By Deb Murphy
The last weekend in April has historically been a merry time for Eastern Sierra anglers and local businesses. It’s Fishmas, the official opening of the fishing season. But a pall hangs over this year’s holiday as the California Department of Fish and Wildlife considers fishing regulation changes.
Fishmas may be moved to the Saturday before Memorial Day with the season ending on September 30. While Fish and Wildlife’s reason for the change is simplification of a system that is a tangled mess of seasons and regulations, it’s still complicated. Specific waters will be open year-round, but only for catch and release.
So, what about area businesses that rely on anglers?
Reagan Slee is as concerned about the health of the fisheries and his Bishop business Reagan’s Sporting Goods. He estimates 75-percent of anglers coming to his store are looking at lures. His concern with those 25-percent fly fishermen is they “don’t know how to get the hook out of the fish’s mouth without causing damage. The mortality rate is high,” he said.
“The fish need a break,” he added, “to recover and grow without being bothered. It’s going to destroy the fisheries. They can’t be sustained.”
In addition to the danger to fish, Slee is worried about anglers heading into the backcountry in what was once the “off season.” He predicts a busy future for the area’s volunteer Search and Rescue crew.
Fishmas traditionally greets eager anglers with less than perfect weather, but it still produces a welcome bump for businesses who rely on tourism. Bishop Chamber of Commerce’s executive Tawni Thompson has numbers that testify to that bump. “The only solid statistic I have to offer,” she wrote in an e-mail “is that the traditional Fishmas holiday definitely gives a boost to our hotel occupancy.
For the rest of April, our occupancy is around 60-percent. It jumps to 79-percent on Friday (Fishmas Eve) and 86-percent on Saturday of the opener weekend…. This equates to about 400 additional room nights for the weekend. The occupancy goes back down to about 60-percent for May up until the Memorial Day/Mule Days weekend.”

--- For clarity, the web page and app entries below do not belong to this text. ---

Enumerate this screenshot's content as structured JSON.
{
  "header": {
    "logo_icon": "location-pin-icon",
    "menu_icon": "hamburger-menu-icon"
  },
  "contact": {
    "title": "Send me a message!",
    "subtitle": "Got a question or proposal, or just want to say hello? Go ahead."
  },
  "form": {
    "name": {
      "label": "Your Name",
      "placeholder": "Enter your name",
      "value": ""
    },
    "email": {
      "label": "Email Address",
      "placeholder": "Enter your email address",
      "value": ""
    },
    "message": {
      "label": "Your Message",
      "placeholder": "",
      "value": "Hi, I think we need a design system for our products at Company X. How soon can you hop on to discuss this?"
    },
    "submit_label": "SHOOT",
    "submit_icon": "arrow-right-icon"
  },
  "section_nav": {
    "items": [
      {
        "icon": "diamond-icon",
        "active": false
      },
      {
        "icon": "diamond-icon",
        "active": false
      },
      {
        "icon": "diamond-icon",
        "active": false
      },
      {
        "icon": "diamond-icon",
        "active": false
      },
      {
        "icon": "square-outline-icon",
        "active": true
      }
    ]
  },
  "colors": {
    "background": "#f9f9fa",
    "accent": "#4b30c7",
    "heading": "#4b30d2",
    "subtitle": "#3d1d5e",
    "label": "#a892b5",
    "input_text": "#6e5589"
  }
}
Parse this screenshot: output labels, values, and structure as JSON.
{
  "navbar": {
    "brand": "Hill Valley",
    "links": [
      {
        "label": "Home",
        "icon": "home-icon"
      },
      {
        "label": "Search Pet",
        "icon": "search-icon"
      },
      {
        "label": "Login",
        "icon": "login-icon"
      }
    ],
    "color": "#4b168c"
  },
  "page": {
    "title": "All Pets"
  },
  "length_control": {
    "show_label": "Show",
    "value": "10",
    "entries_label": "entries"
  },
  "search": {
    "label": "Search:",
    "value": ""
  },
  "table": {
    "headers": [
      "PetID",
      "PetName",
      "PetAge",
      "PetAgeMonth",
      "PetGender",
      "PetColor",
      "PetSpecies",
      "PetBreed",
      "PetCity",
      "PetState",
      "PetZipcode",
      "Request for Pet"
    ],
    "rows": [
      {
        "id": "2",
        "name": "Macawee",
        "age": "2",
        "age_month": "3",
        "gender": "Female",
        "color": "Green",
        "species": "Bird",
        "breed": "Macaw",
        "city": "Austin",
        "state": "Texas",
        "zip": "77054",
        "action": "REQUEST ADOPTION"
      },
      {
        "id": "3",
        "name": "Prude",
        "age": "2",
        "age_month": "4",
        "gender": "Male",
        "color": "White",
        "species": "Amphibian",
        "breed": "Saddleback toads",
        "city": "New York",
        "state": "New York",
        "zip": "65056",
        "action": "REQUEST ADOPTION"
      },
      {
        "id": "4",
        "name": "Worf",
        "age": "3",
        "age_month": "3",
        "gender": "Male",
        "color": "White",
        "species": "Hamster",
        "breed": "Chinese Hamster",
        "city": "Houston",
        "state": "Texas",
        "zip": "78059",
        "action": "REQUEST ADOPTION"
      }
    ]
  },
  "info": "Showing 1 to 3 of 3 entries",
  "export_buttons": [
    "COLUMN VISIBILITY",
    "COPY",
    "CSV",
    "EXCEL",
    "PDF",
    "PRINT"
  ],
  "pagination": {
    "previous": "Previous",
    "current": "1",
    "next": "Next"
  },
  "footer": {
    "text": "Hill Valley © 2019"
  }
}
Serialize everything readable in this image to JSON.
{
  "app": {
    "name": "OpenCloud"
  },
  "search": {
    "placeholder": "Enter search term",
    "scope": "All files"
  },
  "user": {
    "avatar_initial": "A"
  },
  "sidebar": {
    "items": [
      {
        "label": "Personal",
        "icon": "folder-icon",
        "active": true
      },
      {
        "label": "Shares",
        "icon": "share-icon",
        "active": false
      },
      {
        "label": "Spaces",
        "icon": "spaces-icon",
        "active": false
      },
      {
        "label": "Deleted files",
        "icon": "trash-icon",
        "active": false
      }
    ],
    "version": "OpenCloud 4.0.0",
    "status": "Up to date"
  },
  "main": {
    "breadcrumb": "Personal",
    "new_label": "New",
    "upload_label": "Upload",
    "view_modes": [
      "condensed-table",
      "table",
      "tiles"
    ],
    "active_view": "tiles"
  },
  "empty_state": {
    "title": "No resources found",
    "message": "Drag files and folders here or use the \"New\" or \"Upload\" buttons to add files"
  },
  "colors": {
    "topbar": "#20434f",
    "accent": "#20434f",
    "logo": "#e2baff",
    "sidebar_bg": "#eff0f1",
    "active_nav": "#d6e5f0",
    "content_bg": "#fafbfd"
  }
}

For Abbie Grooms of Crowley Fish Camp and June Lake Marina, the proposed changes would erase a third of their season, impacting the business and its 20 employees. She anticipates the regulations will create more problems than Fish and Wildlife hoped to solve. She agreed there is a big pulse over the Fishmas weekend.
Fish and Wildlife “seem to think it’ll sell more licenses,” she said. “I think there will be fewer licenses sold.”
Lake Crowley has what Grooms described as an early season advantage since it’s generally ice-free where other mountain lakes are still iced up.
Rick Apted’s Lake Sabrina Boat Landing is one of those generally iced-over, high-altitude lakes, so the financial impact of a late May opening for bait fishing, the majority of his customers, won’t be huge. But, still his description of the proposed regulation changes: “they’re dumb. There’s nothing wrong with the way it is now. People who aren’t familiar with this area are making the decisions.”
Apted also expressed concern for anglers hiking up to Sabrina through the winter. “It’s very dangerous,” he said. “There’s no communication. If you get in trouble you’re pretty much screwed.”
Like Apted, Chase Pasley of Bridgeport Reservoir Marina and Campground doesn’t have a rush of anglers in late April. He hasn’t really decided how he feels about the regulation changes but he is worried about the impact on his community. Will anglers come up in the winter and find tourist-dependent businesses open and providing the services they do through the summer fishing season? And, if anglers don’t get those services will they understand why businesses opted to close or they’ll spread the word of a closed-up Bridgeport on social media in an era where a slam on social media can kill you?
The comment period for the proposed regulations ends May 3 at 5 p.m. Here’s the website to register comments: